(CNN)President Donald Trump isn't much for self-deprecation or passing off praise. Instead, he seeks it out constantly, betraying a perishing thirst for adulation -- even when his relationship to a given event, good or bad, is indirect, tangential or plainly nonexistent.
10 of the most questionable things Trump's claimed credit for
Trump routinely demands credit for positive economic developments. A great January 2017 jobs report? Trump effect! Old plans to add factory jobs in the US? Trump again. Bonuses to workers, some of which were reportedly negotiated during earlier contract talks, after the GOP tax bill passed? Thanks, Trump!
But those assertions, however fraught, are in some ways familiar. Despite his protests to the contrary, Trump is very much a politician. There are others, though, that defy reality in a more unusual way.
These are 10 of Trump's most questionable claims to credit and fame, beginning with his Tuesday tweet on airline safety.
The skies were friendly to civilian travelers on commercial jets in 2017. Not a single passenger flight crashed all year, anywhere. So in his first volley of post-vacation tweets, Trump on Tuesday applauded ... himself.
Asked by CNN what exactly Trump had done to be proud of, the White House said he "has raised the bar for our nation's aviation safety and security" and pointed to "his initiative to modernize Air Traffic Control" and "enhanced security measures" from the Department of Homeland Security.
Left unsaid: There hasn't been a fatal US commercial passenger airline crash in the US for nearly a decade.
In May 2017, Trump met with the editors of The Economist for a chat on economic policy. With Treasury Secretary Steve Mnuchin and Gary Cohn, director of the National Economic Council, by his side, the President held forth -- and made the following assertion about the phrase "priming the pump":
"Have you heard that expression used before?" he asked. "Because I haven't heard it. I mean, I just ... I came up with it a couple of days ago and I thought it was good. It's what you have to do."
The American Heritage Idioms Dictionary traced the saying back to the "late 1800s," but notes it was first "applied to government efforts to stimulate the economy" during the 1930s.
Trump was born in 1946.
Democratic Sen.-elect Doug Jones' special election win in Alabama last month highlighted deep divisions among Republicans in Washington and around the country.
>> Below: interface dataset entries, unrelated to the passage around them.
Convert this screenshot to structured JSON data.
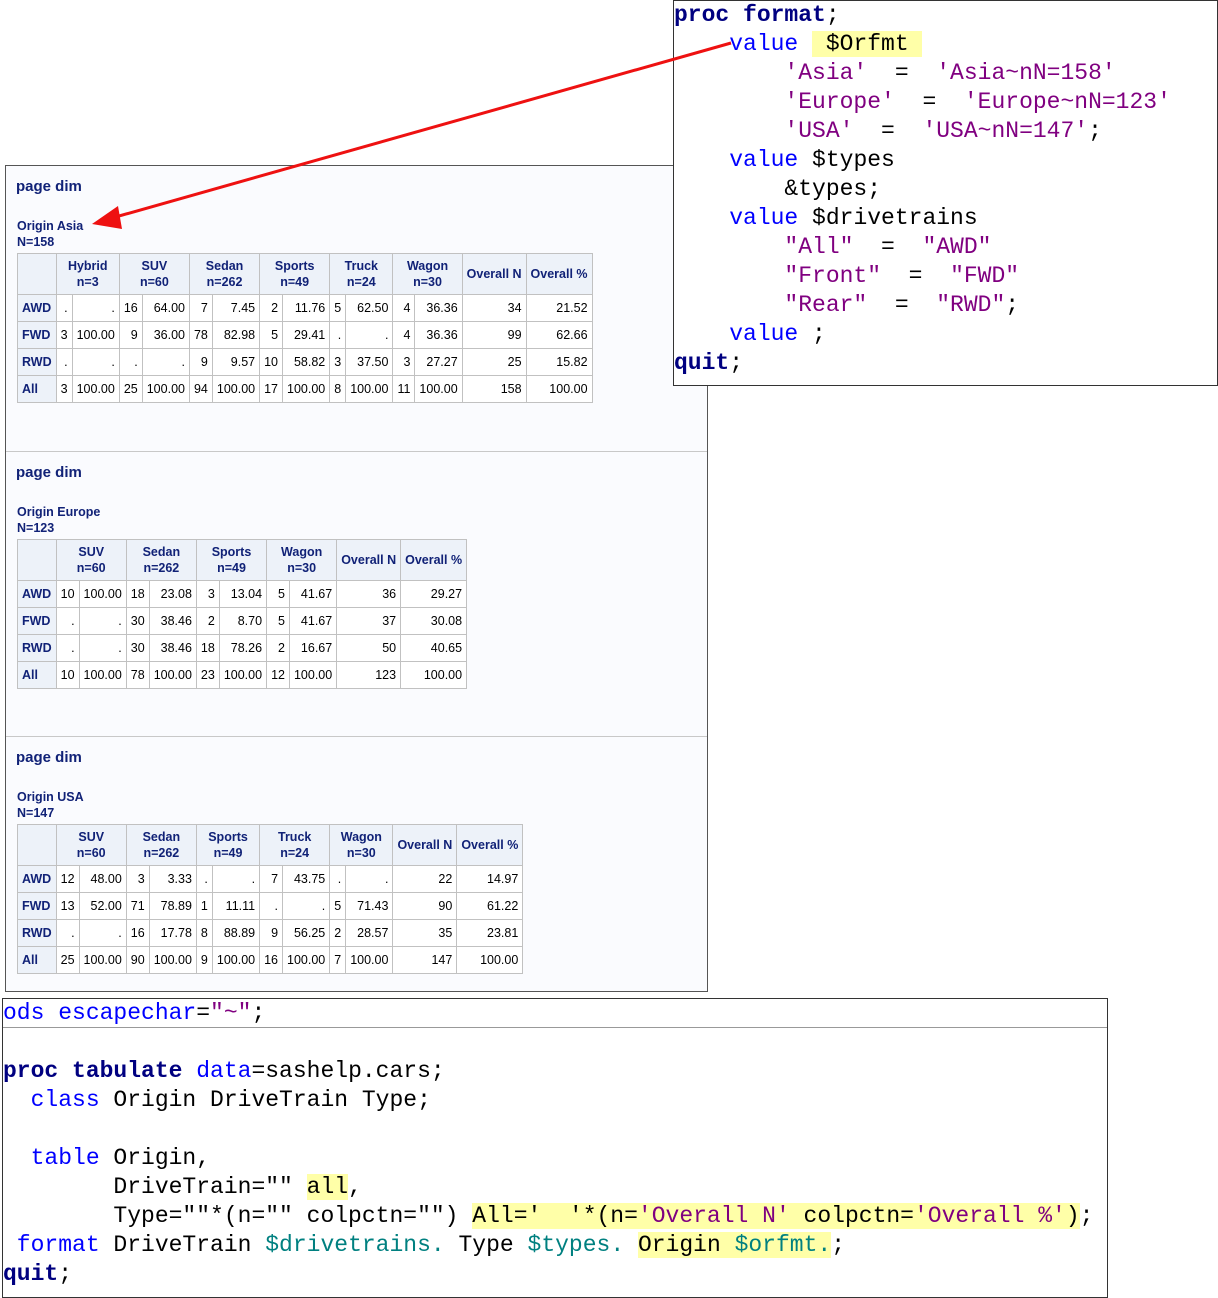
{
  "report": {
    "sections": [
      {
        "page_label": "page dim",
        "origin": "Origin Asia",
        "n": "N=158",
        "groups": [
          [
            "Hybrid",
            "n=3"
          ],
          [
            "SUV",
            "n=60"
          ],
          [
            "Sedan",
            "n=262"
          ],
          [
            "Sports",
            "n=49"
          ],
          [
            "Truck",
            "n=24"
          ],
          [
            "Wagon",
            "n=30"
          ]
        ],
        "overall_n": "Overall N",
        "overall_pct": "Overall %",
        "rows": [
          {
            "label": "AWD",
            "cells": [
              ".",
              ".",
              "16",
              "64.00",
              "7",
              "7.45",
              "2",
              "11.76",
              "5",
              "62.50",
              "4",
              "36.36",
              "34",
              "21.52"
            ]
          },
          {
            "label": "FWD",
            "cells": [
              "3",
              "100.00",
              "9",
              "36.00",
              "78",
              "82.98",
              "5",
              "29.41",
              ".",
              ".",
              "4",
              "36.36",
              "99",
              "62.66"
            ]
          },
          {
            "label": "RWD",
            "cells": [
              ".",
              ".",
              ".",
              ".",
              "9",
              "9.57",
              "10",
              "58.82",
              "3",
              "37.50",
              "3",
              "27.27",
              "25",
              "15.82"
            ]
          },
          {
            "label": "All",
            "cells": [
              "3",
              "100.00",
              "25",
              "100.00",
              "94",
              "100.00",
              "17",
              "100.00",
              "8",
              "100.00",
              "11",
              "100.00",
              "158",
              "100.00"
            ]
          }
        ]
      },
      {
        "page_label": "page dim",
        "origin": "Origin Europe",
        "n": "N=123",
        "groups": [
          [
            "SUV",
            "n=60"
          ],
          [
            "Sedan",
            "n=262"
          ],
          [
            "Sports",
            "n=49"
          ],
          [
            "Wagon",
            "n=30"
          ]
        ],
        "overall_n": "Overall N",
        "overall_pct": "Overall %",
        "rows": [
          {
            "label": "AWD",
            "cells": [
              "10",
              "100.00",
              "18",
              "23.08",
              "3",
              "13.04",
              "5",
              "41.67",
              "36",
              "29.27"
            ]
          },
          {
            "label": "FWD",
            "cells": [
              ".",
              ".",
              "30",
              "38.46",
              "2",
              "8.70",
              "5",
              "41.67",
              "37",
              "30.08"
            ]
          },
          {
            "label": "RWD",
            "cells": [
              ".",
              ".",
              "30",
              "38.46",
              "18",
              "78.26",
              "2",
              "16.67",
              "50",
              "40.65"
            ]
          },
          {
            "label": "All",
            "cells": [
              "10",
              "100.00",
              "78",
              "100.00",
              "23",
              "100.00",
              "12",
              "100.00",
              "123",
              "100.00"
            ]
          }
        ]
      },
      {
        "page_label": "page dim",
        "origin": "Origin USA",
        "n": "N=147",
        "groups": [
          [
            "SUV",
            "n=60"
          ],
          [
            "Sedan",
            "n=262"
          ],
          [
            "Sports",
            "n=49"
          ],
          [
            "Truck",
            "n=24"
          ],
          [
            "Wagon",
            "n=30"
          ]
        ],
        "overall_n": "Overall N",
        "overall_pct": "Overall %",
        "rows": [
          {
            "label": "AWD",
            "cells": [
              "12",
              "48.00",
              "3",
              "3.33",
              ".",
              ".",
              "7",
              "43.75",
              ".",
              ".",
              "22",
              "14.97"
            ]
          },
          {
            "label": "FWD",
            "cells": [
              "13",
              "52.00",
              "71",
              "78.89",
              "1",
              "11.11",
              ".",
              ".",
              "5",
              "71.43",
              "90",
              "61.22"
            ]
          },
          {
            "label": "RWD",
            "cells": [
              ".",
              ".",
              "16",
              "17.78",
              "8",
              "88.89",
              "9",
              "56.25",
              "2",
              "28.57",
              "35",
              "23.81"
            ]
          },
          {
            "label": "All",
            "cells": [
              "25",
              "100.00",
              "90",
              "100.00",
              "9",
              "100.00",
              "16",
              "100.00",
              "7",
              "100.00",
              "147",
              "100.00"
            ]
          }
        ]
      }
    ]
  },
  "code_format": [
    [
      [
        "proc format",
        "k"
      ],
      [
        ";",
        "p"
      ]
    ],
    [
      [
        "    value ",
        "b"
      ],
      [
        " $Orfmt ",
        "p",
        "hl"
      ]
    ],
    [
      [
        "        'Asia'",
        "s"
      ],
      [
        "  =  ",
        "p"
      ],
      [
        "'Asia~nN=158'",
        "s"
      ]
    ],
    [
      [
        "        'Europe'",
        "s"
      ],
      [
        "  =  ",
        "p"
      ],
      [
        "'Europe~nN=123'",
        "s"
      ]
    ],
    [
      [
        "        'USA'",
        "s"
      ],
      [
        "  =  ",
        "p"
      ],
      [
        "'USA~nN=147'",
        "s"
      ],
      [
        ";",
        "p"
      ]
    ],
    [
      [
        "    value ",
        "b"
      ],
      [
        "$types",
        "p"
      ]
    ],
    [
      [
        "        &types;",
        "p"
      ]
    ],
    [
      [
        "    value ",
        "b"
      ],
      [
        "$drivetrains",
        "p"
      ]
    ],
    [
      [
        "        \"All\"",
        "s"
      ],
      [
        "  =  ",
        "p"
      ],
      [
        "\"AWD\"",
        "s"
      ]
    ],
    [
      [
        "        \"Front\"",
        "s"
      ],
      [
        "  =  ",
        "p"
      ],
      [
        "\"FWD\"",
        "s"
      ]
    ],
    [
      [
        "        \"Rear\"",
        "s"
      ],
      [
        "  =  ",
        "p"
      ],
      [
        "\"RWD\"",
        "s"
      ],
      [
        ";",
        "p"
      ]
    ],
    [
      [
        "    value ",
        "b"
      ],
      [
        ";",
        "p"
      ]
    ],
    [
      [
        "quit",
        "k"
      ],
      [
        ";",
        "p"
      ]
    ]
  ],
  "code_tabulate": [
    [
      [
        "ods escapechar",
        "b"
      ],
      [
        "=",
        "p"
      ],
      [
        "\"~\"",
        "s"
      ],
      [
        ";",
        "p"
      ]
    ],
    [],
    [
      [
        "proc tabulate ",
        "k"
      ],
      [
        "data",
        "b"
      ],
      [
        "=sashelp.cars;",
        "p"
      ]
    ],
    [
      [
        "  class ",
        "b"
      ],
      [
        "Origin DriveTrain Type;",
        "p"
      ]
    ],
    [],
    [
      [
        "  table ",
        "b"
      ],
      [
        "Origin,",
        "p"
      ]
    ],
    [
      [
        "        DriveTrain=\"\" ",
        "p"
      ],
      [
        "all",
        "p",
        "hl"
      ],
      [
        ",",
        "p"
      ]
    ],
    [
      [
        "        Type=\"\"*(n=\"\" colpctn=\"\") ",
        "p"
      ],
      [
        "All='  '*(n=",
        "p",
        "hl"
      ],
      [
        "'Overall N'",
        "s",
        "hl"
      ],
      [
        " colpctn=",
        "p",
        "hl"
      ],
      [
        "'Overall %'",
        "s",
        "hl"
      ],
      [
        ")",
        "p",
        "hl"
      ],
      [
        ";",
        "p"
      ]
    ],
    [
      [
        " format ",
        "b"
      ],
      [
        "DriveTrain ",
        "p"
      ],
      [
        "$drivetrains.",
        "f"
      ],
      [
        " Type ",
        "p"
      ],
      [
        "$types.",
        "f"
      ],
      [
        " ",
        "p"
      ],
      [
        "Origin ",
        "p",
        "hl"
      ],
      [
        "$orfmt.",
        "f",
        "hl"
      ],
      [
        ";",
        "p"
      ]
    ],
    [
      [
        "quit",
        "k"
      ],
      [
        ";",
        "p"
      ]
    ]
  ],
  "colors": {
    "arrow": "#ee1111",
    "header_bg": "#edf2f9",
    "header_text": "#112277",
    "highlight": "#ffffa8"
  }
}
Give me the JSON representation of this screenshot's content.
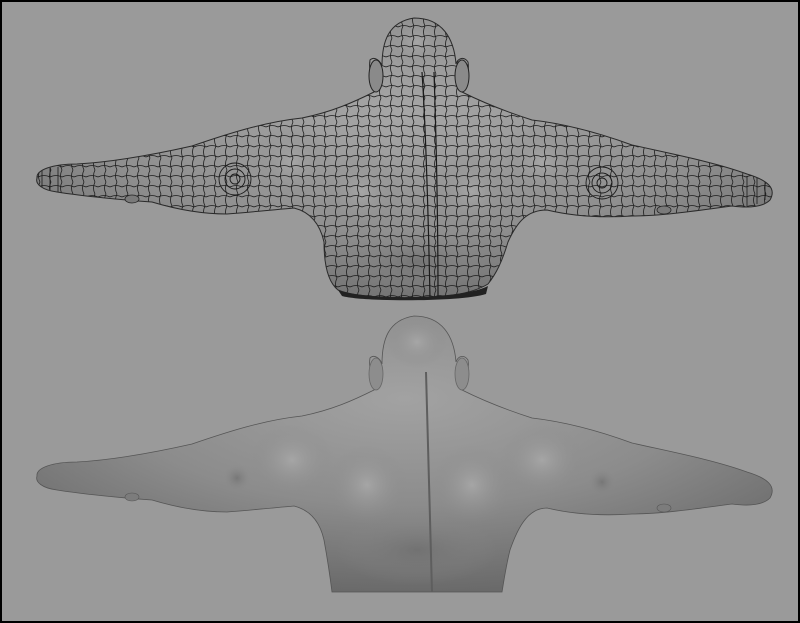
{
  "viewport": {
    "background_color": "#9a9a9a",
    "border_color": "#000000"
  },
  "models": [
    {
      "name": "wireframe-torso-back",
      "display_mode": "wireframe-on-shaded",
      "shade_color": "#8e8e8e",
      "wire_color": "#1a1a1a"
    },
    {
      "name": "smooth-torso-back",
      "display_mode": "smooth-shaded",
      "shade_color": "#8a8a8a"
    }
  ]
}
In a topsy-turvy race, Trump twice bet on the wrong horse. First he backed Luther Strange to beat Roy Moore in the GOP primary. Moore won. Then he endorsed Moore, who lost to Jones.
Alas, Trump still managed multiple pats of his own back -- for helping Strange lose by less than he would have without the President's support. (Even then, PolitiFact ruled the claim "mostly false.")
When Obama released his long-form birth certificate in April 2011, Trump touted his role in "getting rid of this issue."
"We have to look at (the birth certificate), we have to see is it real, is it proper, what's on it, but I hope it checks out beautifully," he said. "I am really proud, I am really honored."
But the lie, and its crude appeal to a certain segment of the voting public, proved too dear to really let go. Trump would peddle it for another five years, before eventually backing off and blaming the whole thing on Hillary Clinton.
Another weird whopper from the 2016 campaign trail here. "Do people notice Hillary is copying my airplane rallies," he asked in a September tweet. "(S)he puts the plane behind her like I have been doing from the beginning."
As you'll see below, Clinton might well have been "copying" any number of former candidates. In fact, using one's means of transport as a backdrop, first in the form of a train car, for political rallies dates back at least a century.
Did Trump's foresight launch Lady Gaga's career? Sure did, Trump says. In a 2011 book, he boasted that his decision to ask her to perform at the 2008 Miss Universe pageant sent her career into the stratosphere.
"I really believe I had